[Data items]
_____
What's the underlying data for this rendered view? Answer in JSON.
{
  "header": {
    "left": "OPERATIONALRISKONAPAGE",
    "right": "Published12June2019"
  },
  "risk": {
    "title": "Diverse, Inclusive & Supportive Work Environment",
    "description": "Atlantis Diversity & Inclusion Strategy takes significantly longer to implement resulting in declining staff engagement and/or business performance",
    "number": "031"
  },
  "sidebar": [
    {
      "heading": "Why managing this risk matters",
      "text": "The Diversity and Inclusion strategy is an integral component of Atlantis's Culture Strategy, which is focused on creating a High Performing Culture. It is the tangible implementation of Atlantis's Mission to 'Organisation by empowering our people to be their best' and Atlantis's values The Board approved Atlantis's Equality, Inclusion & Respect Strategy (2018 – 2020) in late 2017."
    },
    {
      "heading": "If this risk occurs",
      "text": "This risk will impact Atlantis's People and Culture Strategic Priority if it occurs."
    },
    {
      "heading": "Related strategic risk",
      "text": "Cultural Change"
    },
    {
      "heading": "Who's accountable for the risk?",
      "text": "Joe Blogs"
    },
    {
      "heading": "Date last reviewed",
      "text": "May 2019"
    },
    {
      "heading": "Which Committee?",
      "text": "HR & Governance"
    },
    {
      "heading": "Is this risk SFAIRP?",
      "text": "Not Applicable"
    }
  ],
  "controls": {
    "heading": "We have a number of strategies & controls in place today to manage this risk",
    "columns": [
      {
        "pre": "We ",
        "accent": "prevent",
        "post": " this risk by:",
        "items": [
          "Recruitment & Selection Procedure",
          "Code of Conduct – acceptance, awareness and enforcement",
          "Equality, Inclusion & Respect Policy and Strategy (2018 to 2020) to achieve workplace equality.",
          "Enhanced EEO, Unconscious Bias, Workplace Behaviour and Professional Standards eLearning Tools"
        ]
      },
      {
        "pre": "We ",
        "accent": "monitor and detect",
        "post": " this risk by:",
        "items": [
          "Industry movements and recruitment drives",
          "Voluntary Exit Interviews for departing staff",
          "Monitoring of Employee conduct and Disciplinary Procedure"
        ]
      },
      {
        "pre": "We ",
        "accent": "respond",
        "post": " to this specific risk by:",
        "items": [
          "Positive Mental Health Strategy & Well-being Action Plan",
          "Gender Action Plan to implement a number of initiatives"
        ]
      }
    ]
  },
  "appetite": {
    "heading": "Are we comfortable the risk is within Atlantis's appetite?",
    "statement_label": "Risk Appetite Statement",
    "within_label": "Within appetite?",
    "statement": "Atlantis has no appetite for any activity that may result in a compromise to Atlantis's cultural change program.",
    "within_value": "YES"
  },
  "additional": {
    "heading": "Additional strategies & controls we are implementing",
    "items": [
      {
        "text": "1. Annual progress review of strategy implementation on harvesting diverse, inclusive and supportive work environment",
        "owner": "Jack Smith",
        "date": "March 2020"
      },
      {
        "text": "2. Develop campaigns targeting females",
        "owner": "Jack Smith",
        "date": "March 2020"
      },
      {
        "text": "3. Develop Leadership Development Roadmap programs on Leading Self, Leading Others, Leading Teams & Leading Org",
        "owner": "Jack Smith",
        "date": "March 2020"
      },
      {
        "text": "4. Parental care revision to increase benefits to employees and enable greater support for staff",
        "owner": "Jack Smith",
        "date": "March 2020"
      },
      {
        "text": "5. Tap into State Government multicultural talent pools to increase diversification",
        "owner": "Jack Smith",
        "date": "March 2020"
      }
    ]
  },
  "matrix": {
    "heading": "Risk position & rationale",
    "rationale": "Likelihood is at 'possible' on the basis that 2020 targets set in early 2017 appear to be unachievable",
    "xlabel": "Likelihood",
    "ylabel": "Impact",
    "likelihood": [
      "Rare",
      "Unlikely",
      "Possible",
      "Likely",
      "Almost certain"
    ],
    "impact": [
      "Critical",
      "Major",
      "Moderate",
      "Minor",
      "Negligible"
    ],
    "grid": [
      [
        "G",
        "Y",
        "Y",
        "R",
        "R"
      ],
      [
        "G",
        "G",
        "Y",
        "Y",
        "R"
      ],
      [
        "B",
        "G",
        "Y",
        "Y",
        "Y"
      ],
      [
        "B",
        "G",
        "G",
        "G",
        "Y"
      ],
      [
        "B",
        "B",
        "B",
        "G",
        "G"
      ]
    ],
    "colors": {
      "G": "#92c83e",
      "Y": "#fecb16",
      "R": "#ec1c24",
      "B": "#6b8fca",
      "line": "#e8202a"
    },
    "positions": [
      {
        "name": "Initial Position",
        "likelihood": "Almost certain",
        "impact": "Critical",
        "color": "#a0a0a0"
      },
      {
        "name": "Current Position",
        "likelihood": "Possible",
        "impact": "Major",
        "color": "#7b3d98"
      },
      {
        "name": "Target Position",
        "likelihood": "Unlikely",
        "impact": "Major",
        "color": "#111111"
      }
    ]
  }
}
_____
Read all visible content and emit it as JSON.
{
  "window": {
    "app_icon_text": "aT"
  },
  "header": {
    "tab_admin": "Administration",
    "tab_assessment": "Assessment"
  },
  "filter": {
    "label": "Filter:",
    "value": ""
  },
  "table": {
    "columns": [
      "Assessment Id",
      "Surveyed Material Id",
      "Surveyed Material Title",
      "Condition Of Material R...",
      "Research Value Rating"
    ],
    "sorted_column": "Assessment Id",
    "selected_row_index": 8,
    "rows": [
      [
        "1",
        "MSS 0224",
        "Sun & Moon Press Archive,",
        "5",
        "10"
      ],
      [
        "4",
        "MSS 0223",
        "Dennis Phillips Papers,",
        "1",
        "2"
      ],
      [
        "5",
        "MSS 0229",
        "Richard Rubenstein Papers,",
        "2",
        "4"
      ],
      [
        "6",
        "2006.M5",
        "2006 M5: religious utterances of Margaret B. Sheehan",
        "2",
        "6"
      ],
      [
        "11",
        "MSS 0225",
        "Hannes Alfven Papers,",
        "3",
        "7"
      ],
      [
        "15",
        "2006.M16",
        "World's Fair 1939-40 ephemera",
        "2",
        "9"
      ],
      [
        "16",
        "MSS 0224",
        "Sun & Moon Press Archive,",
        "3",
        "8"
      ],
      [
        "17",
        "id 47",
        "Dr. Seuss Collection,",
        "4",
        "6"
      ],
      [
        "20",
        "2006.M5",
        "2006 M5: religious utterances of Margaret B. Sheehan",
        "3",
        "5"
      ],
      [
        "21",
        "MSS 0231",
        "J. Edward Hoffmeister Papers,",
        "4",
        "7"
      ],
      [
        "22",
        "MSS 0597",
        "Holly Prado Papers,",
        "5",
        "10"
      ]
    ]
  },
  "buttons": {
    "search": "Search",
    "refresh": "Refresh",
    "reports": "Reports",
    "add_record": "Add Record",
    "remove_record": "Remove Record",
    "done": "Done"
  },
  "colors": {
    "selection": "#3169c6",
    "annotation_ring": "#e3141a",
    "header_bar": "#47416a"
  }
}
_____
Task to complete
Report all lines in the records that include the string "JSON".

Response area
What's the underlying data for this rendered view? Answer in JSON.
Read all visible content and emit it as JSON.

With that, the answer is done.